The Tactical Reason Grocery Store Produce Is Always At The Front

Walk into the front door of nearly any grocery store, and you'll see row upon row of fresh apples, sweet pears, pungent onions, and of course, lettuce, parsley, and eggplant sprayed with a "mister" to keep them cool. You may wonder why every food store seems to have the same produce section location, especially if you're less inclined to buy fruit and vegetables and would rather stock up on other groceries (per Mental Floss).

Regardless of what you intend to buy at the supermarket, you just might end up perusing the produce before you head to any of the aisles — and stocking up on fresh fruit and vegetables. But why is the produce section so close to the entrance, and why did you walk out of the store with that cantaloupe that wasn't even on your grocery list? It turns out that it's all about psychology, according to National Geographic, but why is it so important to have the produce at the front of the store?

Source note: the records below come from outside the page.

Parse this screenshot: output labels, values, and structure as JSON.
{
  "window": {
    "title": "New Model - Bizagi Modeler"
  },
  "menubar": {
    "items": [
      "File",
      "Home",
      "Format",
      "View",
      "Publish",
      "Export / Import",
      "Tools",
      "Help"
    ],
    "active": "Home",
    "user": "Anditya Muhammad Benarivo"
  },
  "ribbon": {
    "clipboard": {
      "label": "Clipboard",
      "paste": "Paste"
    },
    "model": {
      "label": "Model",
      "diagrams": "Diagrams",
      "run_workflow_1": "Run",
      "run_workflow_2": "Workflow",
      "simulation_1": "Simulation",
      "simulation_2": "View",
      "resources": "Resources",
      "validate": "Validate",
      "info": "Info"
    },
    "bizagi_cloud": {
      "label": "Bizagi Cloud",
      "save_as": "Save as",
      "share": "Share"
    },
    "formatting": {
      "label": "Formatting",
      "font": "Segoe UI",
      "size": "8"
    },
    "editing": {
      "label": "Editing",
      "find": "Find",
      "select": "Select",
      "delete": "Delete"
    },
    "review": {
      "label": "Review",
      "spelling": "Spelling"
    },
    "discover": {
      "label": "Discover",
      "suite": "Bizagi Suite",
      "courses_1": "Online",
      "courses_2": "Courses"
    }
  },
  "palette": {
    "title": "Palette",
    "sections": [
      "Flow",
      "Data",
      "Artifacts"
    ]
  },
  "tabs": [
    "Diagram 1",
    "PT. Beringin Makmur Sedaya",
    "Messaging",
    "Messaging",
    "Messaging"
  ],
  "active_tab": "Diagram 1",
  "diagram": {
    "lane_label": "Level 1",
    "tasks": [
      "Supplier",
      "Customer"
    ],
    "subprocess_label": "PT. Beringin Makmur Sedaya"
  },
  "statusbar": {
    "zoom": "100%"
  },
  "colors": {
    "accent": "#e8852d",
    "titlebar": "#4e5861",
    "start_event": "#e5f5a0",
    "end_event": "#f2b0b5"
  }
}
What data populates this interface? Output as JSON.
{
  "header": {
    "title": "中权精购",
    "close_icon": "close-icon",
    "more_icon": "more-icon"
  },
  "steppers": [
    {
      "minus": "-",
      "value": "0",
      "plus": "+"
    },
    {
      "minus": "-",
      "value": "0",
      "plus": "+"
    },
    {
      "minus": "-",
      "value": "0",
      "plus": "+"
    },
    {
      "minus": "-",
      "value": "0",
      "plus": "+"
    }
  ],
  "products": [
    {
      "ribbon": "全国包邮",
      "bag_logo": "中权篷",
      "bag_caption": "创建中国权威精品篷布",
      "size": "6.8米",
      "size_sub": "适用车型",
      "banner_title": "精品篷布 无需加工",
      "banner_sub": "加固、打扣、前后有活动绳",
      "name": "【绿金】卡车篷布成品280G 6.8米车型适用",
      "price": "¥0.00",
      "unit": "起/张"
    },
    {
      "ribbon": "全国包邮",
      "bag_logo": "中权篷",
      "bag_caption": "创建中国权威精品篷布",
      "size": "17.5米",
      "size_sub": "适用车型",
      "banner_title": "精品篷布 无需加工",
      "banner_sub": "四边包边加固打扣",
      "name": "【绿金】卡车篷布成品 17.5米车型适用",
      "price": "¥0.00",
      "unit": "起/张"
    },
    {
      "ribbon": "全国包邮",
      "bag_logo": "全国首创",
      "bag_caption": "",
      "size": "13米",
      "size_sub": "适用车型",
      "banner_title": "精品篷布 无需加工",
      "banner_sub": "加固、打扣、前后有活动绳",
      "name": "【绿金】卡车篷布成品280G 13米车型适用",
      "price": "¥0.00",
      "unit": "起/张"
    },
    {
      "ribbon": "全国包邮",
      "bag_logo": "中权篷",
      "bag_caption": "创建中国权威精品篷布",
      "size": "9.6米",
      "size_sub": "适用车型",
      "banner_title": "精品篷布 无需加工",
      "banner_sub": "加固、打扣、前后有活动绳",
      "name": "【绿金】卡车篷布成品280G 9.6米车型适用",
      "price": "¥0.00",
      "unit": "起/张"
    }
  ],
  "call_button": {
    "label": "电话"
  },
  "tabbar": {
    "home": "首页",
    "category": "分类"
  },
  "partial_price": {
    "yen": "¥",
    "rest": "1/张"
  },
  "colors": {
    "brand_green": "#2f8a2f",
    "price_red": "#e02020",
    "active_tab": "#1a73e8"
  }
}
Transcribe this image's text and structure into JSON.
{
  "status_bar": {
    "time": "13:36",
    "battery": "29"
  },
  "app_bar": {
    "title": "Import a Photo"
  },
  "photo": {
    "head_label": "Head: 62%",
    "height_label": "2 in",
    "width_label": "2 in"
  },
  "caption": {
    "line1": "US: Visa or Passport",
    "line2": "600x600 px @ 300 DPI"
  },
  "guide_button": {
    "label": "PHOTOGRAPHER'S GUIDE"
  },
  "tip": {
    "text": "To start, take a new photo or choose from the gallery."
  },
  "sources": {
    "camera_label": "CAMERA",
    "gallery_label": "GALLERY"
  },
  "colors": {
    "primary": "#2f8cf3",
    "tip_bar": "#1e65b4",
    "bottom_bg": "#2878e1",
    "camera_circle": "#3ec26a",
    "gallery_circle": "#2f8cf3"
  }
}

The psychology behind produce in the front

While it might be shocking that produce is always at the front of the grocery store for a reason, the reason actually makes perfect sense. Fresh produce is enticing –  and seeing so many fresh fruits and vegetables when you enter the grocery store sets the tone for the rest of the store. Do the tomatoes look ripe? Does the lettuce look fresh? If so, then you'll work up an appetite for the fruits and vegetables and not only be more likely to buy them, but you'll also be more inclined to shop the rest of the store because the produce looks so delicious (per National Geographic).

Produce — and its nearby counterpart, the floral bouquet — is easy to arrange to look appealing in stores. Apples, pears, oranges, and other fruits that typically rest in the stands in the middle of the produce department are bright and colorful, so you may crave an apple or orange without even realizing it. Flowers are another colorful way to encourage customers to enter the store. Along the sides of the produce department usually are a variety of vegetables, from lettuce to mushrooms to carrots. They are typically positioned under lighting that makes their colors stand out (per Mental Floss). And of course, both fruits and vegetables are meticulously arranged in neat stacks and rows. With such an enticing display, who wouldn't want to buy produce?

Grocery store psychology isn't limited to produce placement

If you think that only the produce section of the grocery store is strategically placed, then you're in for a surprise. After the produce department draws you into the store, the rest of the store will be just as tempting to walk through, and it all has to do with where each section is located.

Every section offers plenty of enticing buys for customers. The bakery department is also typically at the front of the store so that your mouth will water for a treat and you'll indulge your sweet tooth (per Mental Floss). According to the Chicago Tribune, most shoppers will visit the dairy section, and they also typically buy the items they're eyeing there. Since this section of the supermarket has such high traffic, stores place it at the back. This way, shoppers will be forced to walk through the middle of the store — where the items that are hardest to sell typically are. If they have to walk past drain cleaner and mixed nuts just to get to the area with the milk, they might stock up on items that they might not actually need before they get to the items that are actually on their grocery lists. Everything in the grocery store — including produce — is strategically arranged, and you might never see your local supermarket the same way again.